_Exercise aim_
Copy all entries verbatim and keep any pictures out of the copy.

[Collected data]
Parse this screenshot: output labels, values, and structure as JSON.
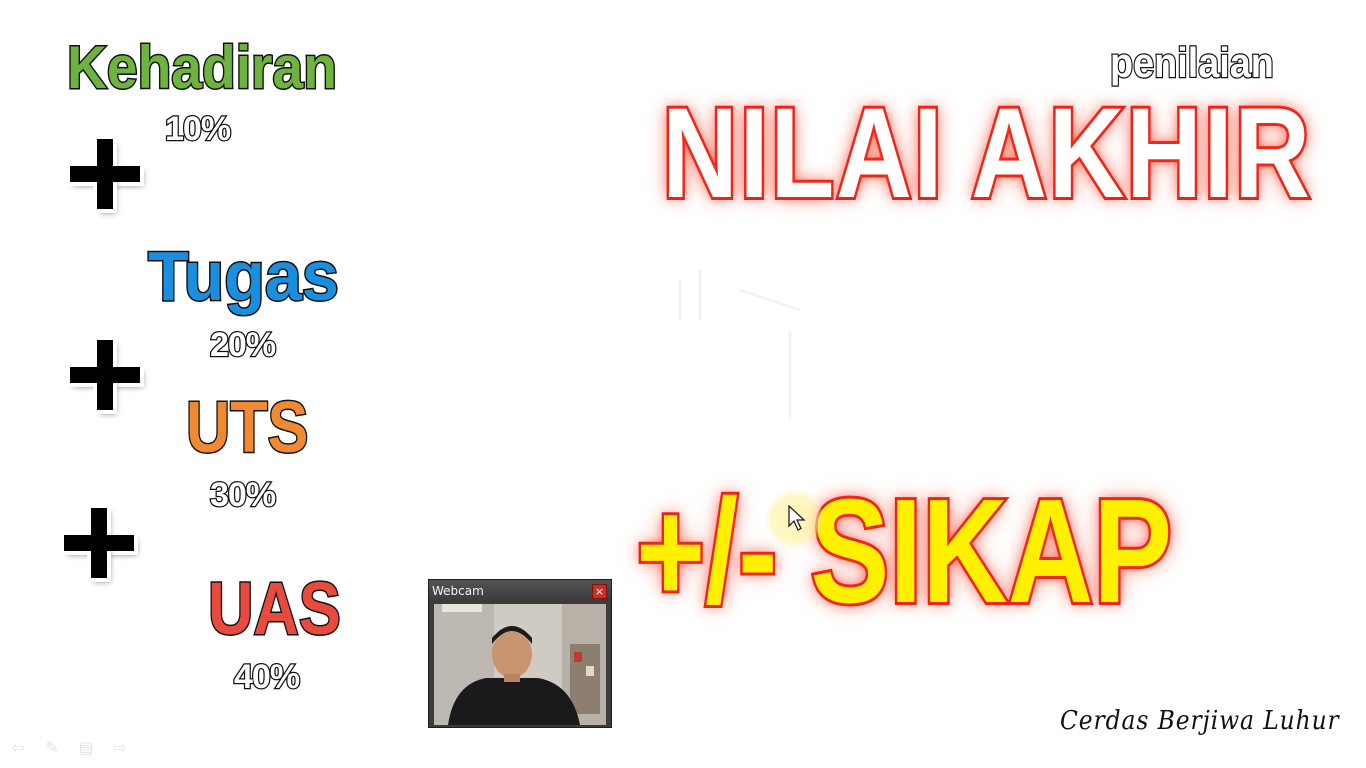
{
  "slide": {
    "items": [
      {
        "label": "Kehadiran",
        "percent": "10%",
        "color": "#6fb33f"
      },
      {
        "label": "Tugas",
        "percent": "20%",
        "color": "#1a8fe0"
      },
      {
        "label": "UTS",
        "percent": "30%",
        "color": "#f08a32"
      },
      {
        "label": "UAS",
        "percent": "40%",
        "color": "#e94a3e"
      }
    ],
    "penilaian": "penilaian",
    "title": "NILAI AKHIR",
    "modifier": "+/- SIKAP",
    "motto": "Cerdas Berjiwa Luhur",
    "accent_red": "#e8201a",
    "accent_yellow": "#ffef00"
  },
  "webcam": {
    "title": "Webcam",
    "close_label": "×"
  },
  "controls": {
    "previous_icon": "arrow-left-icon",
    "pen_icon": "pen-icon",
    "menu_icon": "menu-icon",
    "next_icon": "arrow-right-icon"
  }
}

_Exercise result_
Parse this screenshot: output labels, values, and structure as JSON.
{
  "slide": {
    "items": [
      {
        "label": "Kehadiran",
        "percent": "10%",
        "color": "#6fb33f"
      },
      {
        "label": "Tugas",
        "percent": "20%",
        "color": "#1a8fe0"
      },
      {
        "label": "UTS",
        "percent": "30%",
        "color": "#f08a32"
      },
      {
        "label": "UAS",
        "percent": "40%",
        "color": "#e94a3e"
      }
    ],
    "penilaian": "penilaian",
    "title": "NILAI AKHIR",
    "modifier": "+/- SIKAP",
    "motto": "Cerdas Berjiwa Luhur",
    "accent_red": "#e8201a",
    "accent_yellow": "#ffef00"
  },
  "webcam": {
    "title": "Webcam",
    "close_label": "×"
  },
  "controls": {
    "previous_icon": "arrow-left-icon",
    "pen_icon": "pen-icon",
    "menu_icon": "menu-icon",
    "next_icon": "arrow-right-icon"
  }
}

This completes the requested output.